Applied Ecology - biological invasions, biodiversity, and biological control
My group is applying ecological theory to address environmental problems in a variety of fields such as invasion biology, agroecology, biological control and nature conservation. We use a wide array of systems and methods to answer these questions.
Which is the worst invasive alien species?
The number of alien species is increasing exponentially worldwide and there are many more species than can be managed. In Europe alone, more than 14000 alien species are known, but not all of them cause problems to the environment or human well-being. The seemingly simple and straightforward question “which are the worst invaders?” is difficult to answer because the impacts of alien species can be manifold and vary depending on context. Thus, currently it is difficult to compare impacts caused by species as different as snails, insects, mammals and plants. However, such comparisons are urgently needed by scientists and policy makers.
In an international collaboration, we recently developed methods that allow classifying alien species according to the magnitude of their environmental and socio-economic impacts (S/EICAT). EICAT has recently been endorsed by the IUCN as international standard. The final aim is to create a global database of alien species’ impacts that will allow us to better understand and forecast harmful alien species.
Can we improve wine quality with biodiversity?
Wine growing aims at maximising wine quality, not quantity. Therefore vineyards do not require massive resource inputs and provide ideal growing systems to combine high levels of biodiversity with agriculture. It is known that biodiversity improves ecosystem functions, but practical applications are rare.

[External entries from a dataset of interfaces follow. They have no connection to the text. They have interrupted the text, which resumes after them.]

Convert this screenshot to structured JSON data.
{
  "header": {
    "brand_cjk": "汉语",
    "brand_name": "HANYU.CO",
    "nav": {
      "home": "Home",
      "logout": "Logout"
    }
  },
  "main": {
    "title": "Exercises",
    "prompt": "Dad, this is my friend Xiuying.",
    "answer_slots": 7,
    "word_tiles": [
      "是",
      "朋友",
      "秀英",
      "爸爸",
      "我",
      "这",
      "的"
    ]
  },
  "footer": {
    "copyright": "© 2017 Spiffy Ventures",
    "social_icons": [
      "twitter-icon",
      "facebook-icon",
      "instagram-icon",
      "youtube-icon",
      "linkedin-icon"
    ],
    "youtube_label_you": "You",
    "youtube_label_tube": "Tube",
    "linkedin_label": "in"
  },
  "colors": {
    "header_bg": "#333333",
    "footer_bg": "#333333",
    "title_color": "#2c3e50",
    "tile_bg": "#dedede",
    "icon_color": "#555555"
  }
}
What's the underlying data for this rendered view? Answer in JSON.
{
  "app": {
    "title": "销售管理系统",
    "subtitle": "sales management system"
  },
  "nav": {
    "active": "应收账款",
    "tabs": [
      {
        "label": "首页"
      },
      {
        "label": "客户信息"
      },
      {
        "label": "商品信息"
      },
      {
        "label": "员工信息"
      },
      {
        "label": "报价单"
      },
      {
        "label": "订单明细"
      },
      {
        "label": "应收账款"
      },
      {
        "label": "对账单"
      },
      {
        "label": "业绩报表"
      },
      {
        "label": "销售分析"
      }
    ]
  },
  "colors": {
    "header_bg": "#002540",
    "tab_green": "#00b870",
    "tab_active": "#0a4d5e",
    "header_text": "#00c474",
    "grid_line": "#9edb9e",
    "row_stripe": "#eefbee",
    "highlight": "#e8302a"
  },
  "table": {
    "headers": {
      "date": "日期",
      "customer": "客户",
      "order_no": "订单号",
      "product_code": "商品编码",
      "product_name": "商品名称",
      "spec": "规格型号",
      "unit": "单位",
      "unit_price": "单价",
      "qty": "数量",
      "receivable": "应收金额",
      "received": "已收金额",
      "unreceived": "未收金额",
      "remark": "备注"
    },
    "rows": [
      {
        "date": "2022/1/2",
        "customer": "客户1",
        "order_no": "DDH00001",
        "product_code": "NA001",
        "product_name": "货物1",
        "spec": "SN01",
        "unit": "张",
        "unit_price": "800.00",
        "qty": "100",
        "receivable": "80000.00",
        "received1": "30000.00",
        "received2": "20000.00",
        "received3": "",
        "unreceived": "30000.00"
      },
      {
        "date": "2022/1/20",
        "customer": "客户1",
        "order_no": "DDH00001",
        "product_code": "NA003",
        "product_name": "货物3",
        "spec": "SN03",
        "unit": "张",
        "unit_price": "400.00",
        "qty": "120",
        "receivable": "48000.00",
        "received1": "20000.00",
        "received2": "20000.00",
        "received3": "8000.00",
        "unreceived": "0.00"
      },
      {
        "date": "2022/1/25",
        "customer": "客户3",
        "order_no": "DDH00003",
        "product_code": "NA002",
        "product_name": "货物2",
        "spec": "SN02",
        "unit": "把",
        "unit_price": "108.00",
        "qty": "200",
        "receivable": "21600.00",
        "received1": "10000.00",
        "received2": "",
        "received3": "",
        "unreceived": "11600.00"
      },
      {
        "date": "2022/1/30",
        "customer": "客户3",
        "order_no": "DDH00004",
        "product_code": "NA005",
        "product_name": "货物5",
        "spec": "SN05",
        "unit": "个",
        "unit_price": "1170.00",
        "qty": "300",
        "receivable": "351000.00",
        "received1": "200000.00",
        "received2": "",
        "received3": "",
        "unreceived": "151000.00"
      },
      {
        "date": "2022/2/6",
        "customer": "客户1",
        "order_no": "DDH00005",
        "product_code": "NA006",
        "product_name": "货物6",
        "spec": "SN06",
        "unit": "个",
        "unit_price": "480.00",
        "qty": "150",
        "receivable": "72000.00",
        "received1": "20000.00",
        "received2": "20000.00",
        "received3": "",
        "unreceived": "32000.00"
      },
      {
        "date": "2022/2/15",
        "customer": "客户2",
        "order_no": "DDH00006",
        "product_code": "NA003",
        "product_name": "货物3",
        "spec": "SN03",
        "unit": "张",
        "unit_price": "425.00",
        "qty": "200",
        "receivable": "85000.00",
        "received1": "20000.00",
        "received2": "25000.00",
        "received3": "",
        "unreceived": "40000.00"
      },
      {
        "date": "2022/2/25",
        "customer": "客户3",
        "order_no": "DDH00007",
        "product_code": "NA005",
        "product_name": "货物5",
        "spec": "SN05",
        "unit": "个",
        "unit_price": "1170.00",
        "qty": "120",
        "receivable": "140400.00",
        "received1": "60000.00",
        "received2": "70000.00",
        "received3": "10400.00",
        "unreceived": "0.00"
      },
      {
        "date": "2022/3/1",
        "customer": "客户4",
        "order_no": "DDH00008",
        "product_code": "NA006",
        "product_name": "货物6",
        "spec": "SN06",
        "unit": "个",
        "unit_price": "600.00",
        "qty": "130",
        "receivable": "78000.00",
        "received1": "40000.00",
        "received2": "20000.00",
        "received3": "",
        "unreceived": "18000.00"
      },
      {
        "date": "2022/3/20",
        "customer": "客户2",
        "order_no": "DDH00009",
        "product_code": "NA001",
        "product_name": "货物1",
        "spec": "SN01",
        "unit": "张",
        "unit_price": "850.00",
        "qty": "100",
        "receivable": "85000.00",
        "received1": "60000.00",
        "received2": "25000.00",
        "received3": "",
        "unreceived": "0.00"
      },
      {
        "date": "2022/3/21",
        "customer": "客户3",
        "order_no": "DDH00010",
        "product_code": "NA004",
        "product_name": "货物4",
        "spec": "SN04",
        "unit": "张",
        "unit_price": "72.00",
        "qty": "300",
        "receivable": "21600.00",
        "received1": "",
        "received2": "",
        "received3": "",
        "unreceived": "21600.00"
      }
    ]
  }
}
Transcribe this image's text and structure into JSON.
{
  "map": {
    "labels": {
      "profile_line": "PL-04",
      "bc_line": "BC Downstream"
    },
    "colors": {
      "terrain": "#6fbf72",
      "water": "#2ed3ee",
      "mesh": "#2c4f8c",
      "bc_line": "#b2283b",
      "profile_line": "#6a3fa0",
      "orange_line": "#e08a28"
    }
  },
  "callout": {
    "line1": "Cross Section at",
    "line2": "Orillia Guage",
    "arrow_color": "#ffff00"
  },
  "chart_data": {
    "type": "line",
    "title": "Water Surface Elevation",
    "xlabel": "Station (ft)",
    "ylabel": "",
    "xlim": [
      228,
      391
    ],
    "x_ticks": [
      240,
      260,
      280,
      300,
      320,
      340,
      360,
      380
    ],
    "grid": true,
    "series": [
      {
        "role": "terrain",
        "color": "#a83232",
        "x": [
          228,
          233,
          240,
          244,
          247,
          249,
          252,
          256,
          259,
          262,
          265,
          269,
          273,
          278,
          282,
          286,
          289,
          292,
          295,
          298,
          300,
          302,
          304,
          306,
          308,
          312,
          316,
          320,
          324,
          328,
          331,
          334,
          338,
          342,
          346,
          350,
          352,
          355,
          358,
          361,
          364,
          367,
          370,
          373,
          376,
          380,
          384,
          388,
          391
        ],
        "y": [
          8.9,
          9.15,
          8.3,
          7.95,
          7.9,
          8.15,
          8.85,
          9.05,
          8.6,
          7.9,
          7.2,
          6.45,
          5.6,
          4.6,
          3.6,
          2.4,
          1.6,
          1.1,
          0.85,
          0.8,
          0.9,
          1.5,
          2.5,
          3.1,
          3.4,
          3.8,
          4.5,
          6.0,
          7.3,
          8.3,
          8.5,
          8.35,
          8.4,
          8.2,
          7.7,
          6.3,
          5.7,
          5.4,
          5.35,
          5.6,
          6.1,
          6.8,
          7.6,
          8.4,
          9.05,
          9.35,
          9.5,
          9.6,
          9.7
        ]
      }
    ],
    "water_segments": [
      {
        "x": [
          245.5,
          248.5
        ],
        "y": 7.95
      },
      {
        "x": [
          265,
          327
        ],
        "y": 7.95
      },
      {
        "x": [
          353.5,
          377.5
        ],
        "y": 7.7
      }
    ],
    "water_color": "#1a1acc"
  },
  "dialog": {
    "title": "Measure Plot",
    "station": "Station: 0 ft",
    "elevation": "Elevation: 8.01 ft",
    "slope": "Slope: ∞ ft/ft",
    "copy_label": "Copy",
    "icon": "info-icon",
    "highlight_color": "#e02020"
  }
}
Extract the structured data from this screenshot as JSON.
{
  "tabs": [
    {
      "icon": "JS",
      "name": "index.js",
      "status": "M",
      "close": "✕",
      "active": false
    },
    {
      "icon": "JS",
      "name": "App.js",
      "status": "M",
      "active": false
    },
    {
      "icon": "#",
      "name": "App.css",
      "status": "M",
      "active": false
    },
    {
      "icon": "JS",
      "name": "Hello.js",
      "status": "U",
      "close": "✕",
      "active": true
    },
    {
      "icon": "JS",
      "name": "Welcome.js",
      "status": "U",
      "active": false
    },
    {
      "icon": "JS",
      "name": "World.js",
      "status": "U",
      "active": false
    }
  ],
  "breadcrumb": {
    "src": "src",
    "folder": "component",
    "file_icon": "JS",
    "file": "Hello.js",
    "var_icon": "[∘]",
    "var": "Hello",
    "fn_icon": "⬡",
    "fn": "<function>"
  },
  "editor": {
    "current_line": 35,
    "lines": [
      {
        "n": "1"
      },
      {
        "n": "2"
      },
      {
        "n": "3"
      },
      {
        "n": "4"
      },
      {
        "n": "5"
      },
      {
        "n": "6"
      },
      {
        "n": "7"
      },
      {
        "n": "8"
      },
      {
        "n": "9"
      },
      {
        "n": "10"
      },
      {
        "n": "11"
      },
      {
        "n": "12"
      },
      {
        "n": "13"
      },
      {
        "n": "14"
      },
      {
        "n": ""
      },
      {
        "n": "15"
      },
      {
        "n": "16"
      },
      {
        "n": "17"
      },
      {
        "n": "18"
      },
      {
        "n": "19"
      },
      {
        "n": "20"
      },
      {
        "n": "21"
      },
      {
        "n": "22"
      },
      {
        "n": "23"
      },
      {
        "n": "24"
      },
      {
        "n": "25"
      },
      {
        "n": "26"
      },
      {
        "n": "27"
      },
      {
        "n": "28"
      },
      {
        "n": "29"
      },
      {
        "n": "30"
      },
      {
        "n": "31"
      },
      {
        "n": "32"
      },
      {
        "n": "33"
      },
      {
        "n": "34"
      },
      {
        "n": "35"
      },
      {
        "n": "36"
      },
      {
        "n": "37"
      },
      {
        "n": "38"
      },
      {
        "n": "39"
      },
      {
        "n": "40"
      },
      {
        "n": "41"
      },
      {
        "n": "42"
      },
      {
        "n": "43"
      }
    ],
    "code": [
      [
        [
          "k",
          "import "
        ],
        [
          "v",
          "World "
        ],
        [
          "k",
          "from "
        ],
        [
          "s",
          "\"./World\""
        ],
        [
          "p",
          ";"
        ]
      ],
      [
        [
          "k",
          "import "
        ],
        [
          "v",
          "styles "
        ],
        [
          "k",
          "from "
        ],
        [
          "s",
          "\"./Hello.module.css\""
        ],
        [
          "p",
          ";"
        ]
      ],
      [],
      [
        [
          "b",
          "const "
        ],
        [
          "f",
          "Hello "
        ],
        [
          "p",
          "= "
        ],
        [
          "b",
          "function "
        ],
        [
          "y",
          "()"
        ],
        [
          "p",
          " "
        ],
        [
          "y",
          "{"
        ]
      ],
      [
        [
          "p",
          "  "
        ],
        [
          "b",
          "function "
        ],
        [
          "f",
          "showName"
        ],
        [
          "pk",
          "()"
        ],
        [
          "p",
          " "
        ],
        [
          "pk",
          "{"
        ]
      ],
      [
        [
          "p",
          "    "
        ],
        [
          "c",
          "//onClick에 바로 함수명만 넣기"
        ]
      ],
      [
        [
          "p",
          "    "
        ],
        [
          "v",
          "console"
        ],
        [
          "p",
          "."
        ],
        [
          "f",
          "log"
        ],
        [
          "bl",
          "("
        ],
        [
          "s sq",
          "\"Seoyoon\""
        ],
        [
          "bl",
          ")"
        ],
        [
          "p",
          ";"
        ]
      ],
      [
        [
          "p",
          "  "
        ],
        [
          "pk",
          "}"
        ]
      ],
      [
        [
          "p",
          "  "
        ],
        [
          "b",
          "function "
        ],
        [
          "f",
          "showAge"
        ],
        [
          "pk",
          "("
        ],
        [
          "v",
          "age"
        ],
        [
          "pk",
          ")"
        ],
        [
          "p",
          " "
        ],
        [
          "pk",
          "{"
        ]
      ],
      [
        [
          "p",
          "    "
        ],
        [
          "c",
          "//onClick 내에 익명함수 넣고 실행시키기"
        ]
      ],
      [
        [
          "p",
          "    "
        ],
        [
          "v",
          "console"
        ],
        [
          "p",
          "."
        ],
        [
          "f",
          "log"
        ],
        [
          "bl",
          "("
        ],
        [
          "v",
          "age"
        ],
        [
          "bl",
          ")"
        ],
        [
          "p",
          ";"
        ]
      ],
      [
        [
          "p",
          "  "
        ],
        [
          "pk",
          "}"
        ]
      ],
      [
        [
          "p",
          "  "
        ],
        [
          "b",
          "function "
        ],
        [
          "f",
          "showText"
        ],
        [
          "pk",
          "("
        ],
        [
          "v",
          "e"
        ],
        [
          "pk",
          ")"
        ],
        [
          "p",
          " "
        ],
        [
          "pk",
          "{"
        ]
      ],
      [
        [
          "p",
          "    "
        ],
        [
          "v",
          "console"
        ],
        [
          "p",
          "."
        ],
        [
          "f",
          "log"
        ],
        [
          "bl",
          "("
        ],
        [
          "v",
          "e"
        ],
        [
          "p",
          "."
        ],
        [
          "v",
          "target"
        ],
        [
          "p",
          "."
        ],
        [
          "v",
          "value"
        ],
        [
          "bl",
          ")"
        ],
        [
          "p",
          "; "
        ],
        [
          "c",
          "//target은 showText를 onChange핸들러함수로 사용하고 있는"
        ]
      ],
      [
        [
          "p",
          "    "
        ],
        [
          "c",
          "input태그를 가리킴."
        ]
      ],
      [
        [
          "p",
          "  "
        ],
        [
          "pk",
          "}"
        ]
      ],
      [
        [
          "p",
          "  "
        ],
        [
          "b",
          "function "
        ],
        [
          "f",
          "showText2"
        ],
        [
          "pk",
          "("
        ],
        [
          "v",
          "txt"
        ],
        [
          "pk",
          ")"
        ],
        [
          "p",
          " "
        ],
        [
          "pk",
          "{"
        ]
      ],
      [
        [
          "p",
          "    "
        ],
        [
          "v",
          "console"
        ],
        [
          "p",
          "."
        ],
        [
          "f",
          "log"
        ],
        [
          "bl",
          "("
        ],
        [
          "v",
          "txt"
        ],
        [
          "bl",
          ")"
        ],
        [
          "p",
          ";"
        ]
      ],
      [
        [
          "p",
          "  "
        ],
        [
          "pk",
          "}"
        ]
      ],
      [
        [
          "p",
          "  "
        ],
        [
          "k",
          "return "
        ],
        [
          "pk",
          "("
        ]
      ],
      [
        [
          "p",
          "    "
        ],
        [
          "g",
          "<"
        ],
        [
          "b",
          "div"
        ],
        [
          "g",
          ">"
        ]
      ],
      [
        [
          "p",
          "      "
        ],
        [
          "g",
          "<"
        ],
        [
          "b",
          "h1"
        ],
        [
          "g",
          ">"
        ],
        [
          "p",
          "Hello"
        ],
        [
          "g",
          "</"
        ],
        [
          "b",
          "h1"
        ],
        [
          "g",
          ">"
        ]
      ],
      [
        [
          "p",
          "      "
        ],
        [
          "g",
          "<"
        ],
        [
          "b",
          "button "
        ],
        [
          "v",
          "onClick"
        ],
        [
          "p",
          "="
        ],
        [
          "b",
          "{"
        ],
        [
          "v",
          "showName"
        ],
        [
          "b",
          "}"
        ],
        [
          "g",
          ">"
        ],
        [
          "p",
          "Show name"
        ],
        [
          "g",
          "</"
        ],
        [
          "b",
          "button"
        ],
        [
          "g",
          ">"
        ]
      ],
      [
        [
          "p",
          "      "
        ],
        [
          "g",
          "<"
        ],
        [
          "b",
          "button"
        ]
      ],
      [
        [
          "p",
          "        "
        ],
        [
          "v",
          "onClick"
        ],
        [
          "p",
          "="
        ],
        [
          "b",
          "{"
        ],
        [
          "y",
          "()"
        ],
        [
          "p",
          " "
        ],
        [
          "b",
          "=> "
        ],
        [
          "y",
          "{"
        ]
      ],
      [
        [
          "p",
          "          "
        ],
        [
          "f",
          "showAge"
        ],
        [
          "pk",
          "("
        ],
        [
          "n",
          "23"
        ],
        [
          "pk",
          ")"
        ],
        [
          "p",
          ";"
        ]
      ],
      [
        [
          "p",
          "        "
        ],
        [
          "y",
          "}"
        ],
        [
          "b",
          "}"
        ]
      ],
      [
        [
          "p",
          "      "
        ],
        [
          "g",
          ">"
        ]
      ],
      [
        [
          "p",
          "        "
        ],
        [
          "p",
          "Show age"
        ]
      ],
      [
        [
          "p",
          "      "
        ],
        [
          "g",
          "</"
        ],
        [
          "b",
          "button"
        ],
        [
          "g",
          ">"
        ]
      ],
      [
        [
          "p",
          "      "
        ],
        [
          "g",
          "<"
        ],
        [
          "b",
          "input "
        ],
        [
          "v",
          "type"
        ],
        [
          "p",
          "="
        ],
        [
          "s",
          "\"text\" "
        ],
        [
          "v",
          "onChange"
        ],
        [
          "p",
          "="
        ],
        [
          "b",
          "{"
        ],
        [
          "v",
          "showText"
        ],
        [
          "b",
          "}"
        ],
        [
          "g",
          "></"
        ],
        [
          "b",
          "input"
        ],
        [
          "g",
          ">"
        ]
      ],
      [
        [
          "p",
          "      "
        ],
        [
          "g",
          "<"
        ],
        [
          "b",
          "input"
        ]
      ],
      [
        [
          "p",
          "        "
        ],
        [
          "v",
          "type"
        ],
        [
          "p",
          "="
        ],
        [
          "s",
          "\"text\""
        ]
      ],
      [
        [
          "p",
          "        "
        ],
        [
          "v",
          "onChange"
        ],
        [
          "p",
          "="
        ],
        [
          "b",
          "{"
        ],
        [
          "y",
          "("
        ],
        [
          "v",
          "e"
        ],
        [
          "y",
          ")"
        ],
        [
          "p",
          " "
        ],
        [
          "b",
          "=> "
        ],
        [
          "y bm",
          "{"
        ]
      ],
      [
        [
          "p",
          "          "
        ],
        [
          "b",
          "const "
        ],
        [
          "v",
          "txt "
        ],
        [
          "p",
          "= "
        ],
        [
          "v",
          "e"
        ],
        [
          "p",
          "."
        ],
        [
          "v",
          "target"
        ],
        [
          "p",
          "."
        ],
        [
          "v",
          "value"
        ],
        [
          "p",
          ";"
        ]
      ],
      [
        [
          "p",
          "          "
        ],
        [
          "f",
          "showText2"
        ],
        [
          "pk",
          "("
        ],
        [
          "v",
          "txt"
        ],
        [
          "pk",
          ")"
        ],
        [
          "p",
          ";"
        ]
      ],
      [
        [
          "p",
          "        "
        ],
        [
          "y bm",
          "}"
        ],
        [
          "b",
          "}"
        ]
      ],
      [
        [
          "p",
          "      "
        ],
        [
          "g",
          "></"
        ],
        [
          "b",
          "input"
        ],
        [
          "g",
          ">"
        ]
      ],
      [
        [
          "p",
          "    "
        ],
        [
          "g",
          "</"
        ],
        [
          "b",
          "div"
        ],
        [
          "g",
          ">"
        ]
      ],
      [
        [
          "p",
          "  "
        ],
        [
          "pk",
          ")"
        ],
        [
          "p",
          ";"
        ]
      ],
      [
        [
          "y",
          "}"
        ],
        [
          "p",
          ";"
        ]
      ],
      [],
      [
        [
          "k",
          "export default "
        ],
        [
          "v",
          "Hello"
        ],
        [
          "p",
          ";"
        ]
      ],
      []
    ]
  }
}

In the European project PromESSinG we investigate how we can use biodiversity-friendly agricultural management techniques to improve grape quality. We study the effects of herbicide and fungicide (copper sulphate) applications on soil biodiversity (plants, micro-, meso- and macrofauna), ecosystem functions (soil respiration, decomposition) and services (grape quality). This information can be used by wine growers to adapt management to improve the quality of their wines.